wrote yesterday, I was recently invited by Andrei Birsan, the owner of Vins Distributors, a wholesaler of Moldovan wines, as a media guest to taste some of his portfolio, as well as to experience Moldovan cuisine at the Moldova Restaurant in Newton. At the dinner, we were joined by Artur Andronic, who owns the restaurant with his wife Sandra.
Artur and Sandra are natives of Moldovas and they initially opened an Italian restaurant in Newton but quickly realized it just wasn't for them. They decided instead to open a Moldovan restaurant, celebrating their heritage, which would also be the only such restaurant in Massachusetts. Hiring a Moldovan chef, they also received much input from their families about the cuisine and recipes, and finally opened in April 2016. It turned out to be an excellent decision as this is a restaurant you need to experience, to enjoy Moldovan cuisine and the warm hospitality of Artur and Sandra.
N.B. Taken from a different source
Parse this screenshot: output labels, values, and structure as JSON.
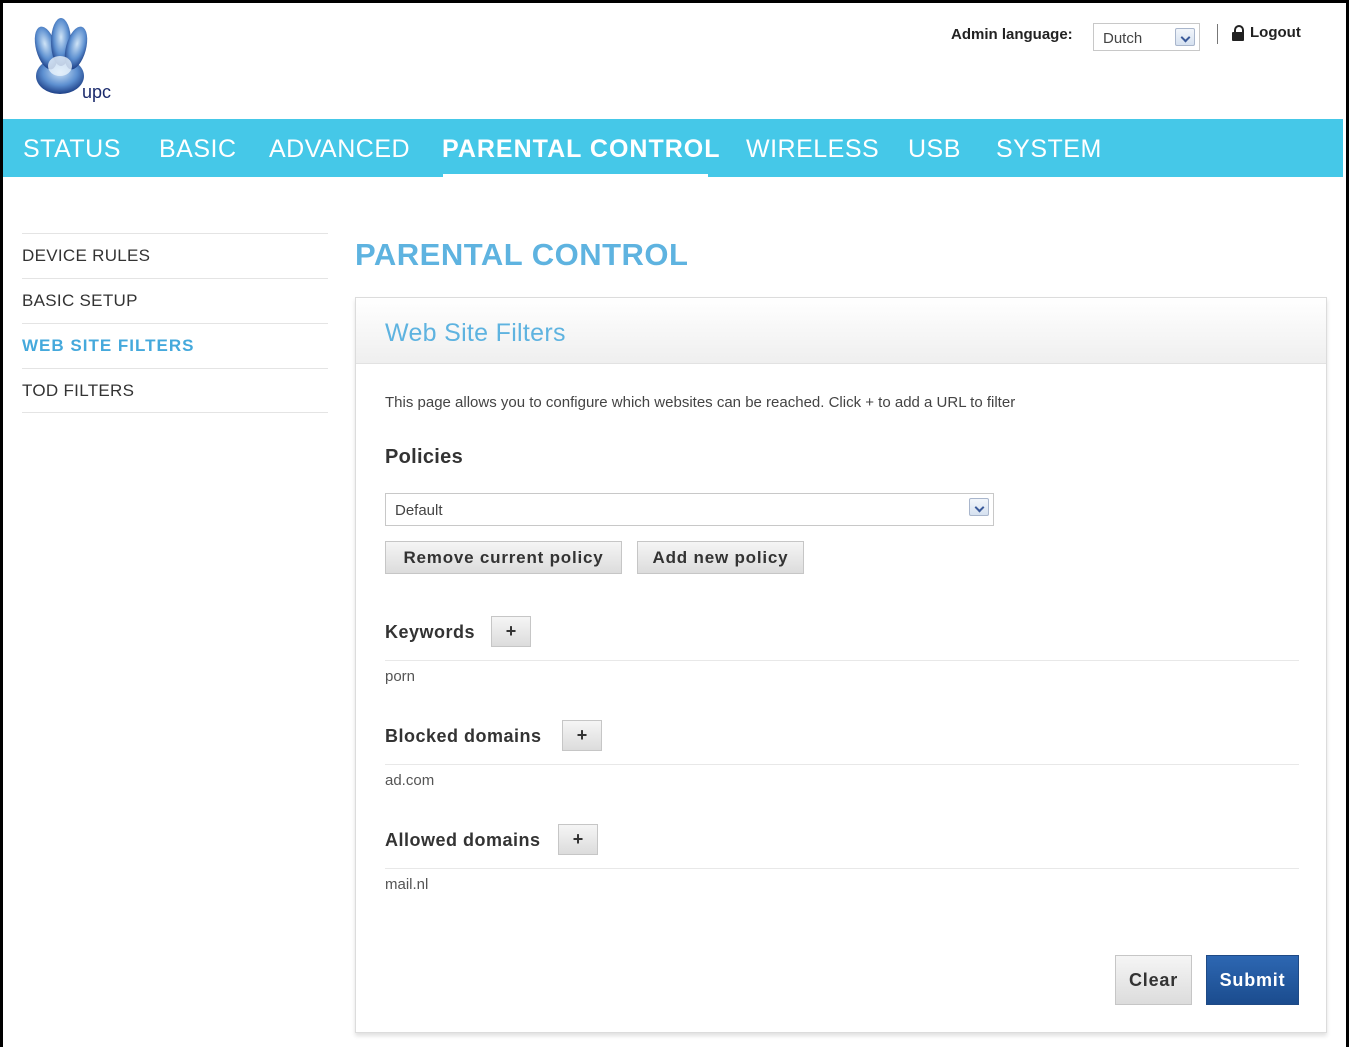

The restaurant is open for both lunch and dinner, and is a relatively small, but comfortable spot. The bright colors and designs on the walls are aesthetically pleasing, and include a map to give you a better idea of the geography of Moldova. Artur was a gracious host, personable and knowledgeable, and it was a pleasure to dine with him and learn more about Moldovan cuisine. Though I've previously enjoyed Moldovan wines, I'd never before had their cuisine so this was a welcome experience.
The Dinner Menu has a compact range of diverse choices, including: Appetizers (5 choices, $7.95-$11.45), such as CLĂTITE CU GĂINĂ ȘI CIUPERCI (Chicken and mushrooms crepes) and FASOLIȚĂ (Bean paste with caramelized onions); Soup & Salad ($6.45-$8.95), such as ZEAMĂ (Heart warming chicken soup with homemade noodles) and SALATĂ DE VARZĂ (Fresh cabbage salad with scallions, parsley and olive oil); Placinte La Tiger (5 choices, $7.95-$8.95), a traditional pan-fried pie with various fillings); Entrees (3 choices $16.45-$17.95), such as FRIPTURĂ DE GĂINĂ (Roasted chicken, stewed in broth with onions and garlic, served with pickled vegetables and traditional polenta with feta cheese and sour cream on the side); and Chef's Specials, (3 choices $18.95-$24.95), such as CÂRNĂCIORI DE GĂINĂ (Grilled chicken sausages, served with fresh cabbage salad, baked potato topped with sour cream and scallions, pickles and home made hot sauce on the side); Sides (5 choices at $5.45-$8.95), such as CARTOFI ȚĂRĂNEȘTI (Country style pan fried potatoes with onions and herb); and Desserts (2 choices at $8.95-$9.45).
Though the full menu is also available for Lunch, there is a Lunch Special ($10.95) which includes: Soup or Salad, plus a Side & Entree or a Pie, with a nonalcoholic drink.
The first dish was the SARMALE ($16.45), cabbage and grape leaves, stuffed with rice, chicken, tomatoes, carrots, fried onions and herbs, and served with sour cream. Please note that the above Sarmale was only made with grape leaves and not cabbage. The rice plays the prominent role in this dish, and with the chicken it is a very traditional and inexpensive Moldovan dish, especially prepared by the women in the household, and they are always served at Moldovan parties. These were delicious, with a slight crunch to the grape leaves and plenty of flavorful filling, with lots of rice and finely chopped chicken and veggies. They make for a tasty snack and pair well with white wine.
The Moldova Restaurant is unique and interesting, with plenty of diverse and delicious food. Much of it is comfort food, sure to please your palate and belly. The welcoming vibe of the spot is also a compelling reason to visit. Plus, the fact they carry Moldovan wine makes a visit more of a total Moldovan experience. Kudos to Artur and Sandra Andronic for opening this restaurant, indicative of their passion for Moldova. I strongly encourage my readers to check out the Moldova Restaurant for lunch or dinner.